The household (HH; oikos ancient Greek: οἶκος, plural: οἶκοι) is "the basic residential unit in which economic production, consumption, inheritance, child rearing, and shelter are organized and carried out"; "may or may not be synonymous with family".
The household is the basic unit of analysis in many social, microeconomic and government models. The term refers to all individuals who live in the same dwelling.
In economics, a household is a person or a group of people living in the same residence.
Most economic models do not address whether the members of a household are a family in the traditional sense. Government and policy discussions often treat the terms household and family as synonymous, especially in western societies where the nuclear family has become the most common family structure. In reality, there is not always a one-to-one relationship between households and families.
Famous quotes containing the word household:
“Except that household virtue, most uncommon,
Of constancy to a bad, ugly woman.”
—George Gordon Noel Byron (17881824)
“I am an inveterate homemaker, it is at once my pleasure, my recreation, and my handicap. Were I a man, my books would have been written in leisure, protected by a wife and a secretary and various household officials. As it is, being a woman, my work has had to be done between bouts of homemaking.”
—Pearl S. Buck (18921973)
“So then you are no longer strangers and aliens, but you are citizens with the saints and also members of the household of God, built upon the foundation of the apostles and prophets, with Christ Jesus himself as the cornerstone.

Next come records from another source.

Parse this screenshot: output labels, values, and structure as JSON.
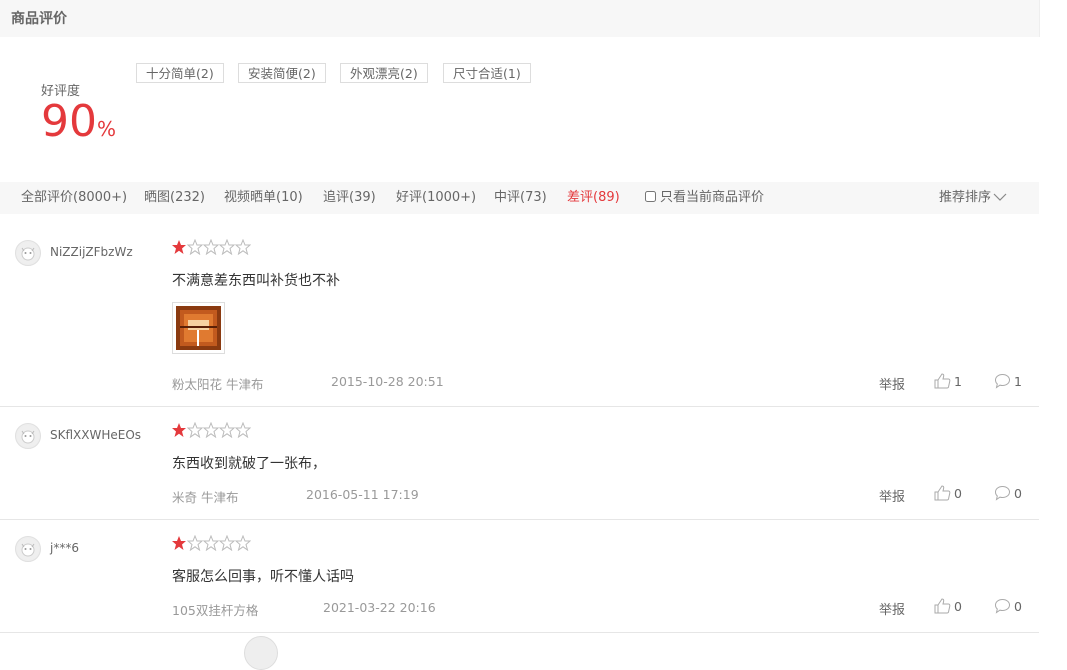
{
  "header": {
    "title": "商品评价"
  },
  "rating": {
    "label": "好评度",
    "value": "90",
    "unit": "%"
  },
  "tags": [
    {
      "label": "十分简单(2)"
    },
    {
      "label": "安装简便(2)"
    },
    {
      "label": "外观漂亮(2)"
    },
    {
      "label": "尺寸合适(1)"
    }
  ],
  "filters": [
    {
      "label": "全部评价(8000+)"
    },
    {
      "label": "晒图(232)"
    },
    {
      "label": "视频晒单(10)"
    },
    {
      "label": "追评(39)"
    },
    {
      "label": "好评(1000+)"
    },
    {
      "label": "中评(73)"
    },
    {
      "label": "差评(89)",
      "active": true
    }
  ],
  "only_current_label": "只看当前商品评价",
  "sort_label": "推荐排序",
  "report_label": "举报",
  "colors": {
    "accent": "#e4393c",
    "panel_bg": "#f7f7f7",
    "muted_text": "#999999"
  },
  "reviews": [
    {
      "user": "NiZZijZFbzWz",
      "stars": 1,
      "max_stars": 5,
      "content": "不满意差东西叫补货也不补",
      "has_image": true,
      "variant": "粉太阳花 牛津布",
      "date": "2015-10-28 20:51",
      "likes": "1",
      "replies": "1"
    },
    {
      "user": "SKflXXWHeEOs",
      "stars": 1,
      "max_stars": 5,
      "content": "东西收到就破了一张布，",
      "has_image": false,
      "variant": "米奇 牛津布",
      "date": "2016-05-11 17:19",
      "likes": "0",
      "replies": "0"
    },
    {
      "user": "j***6",
      "stars": 1,
      "max_stars": 5,
      "content": "客服怎么回事，听不懂人话吗",
      "has_image": false,
      "variant": "105双挂杆方格",
      "date": "2021-03-22 20:16",
      "likes": "0",
      "replies": "0"
    }
  ]
}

In him the whole structure is joined together and grows into a holy temple in the Lord; in whom you also are built together spiritually into a dwelling place for God.”
—Bible: New Testament, Ephesians 2:19-22.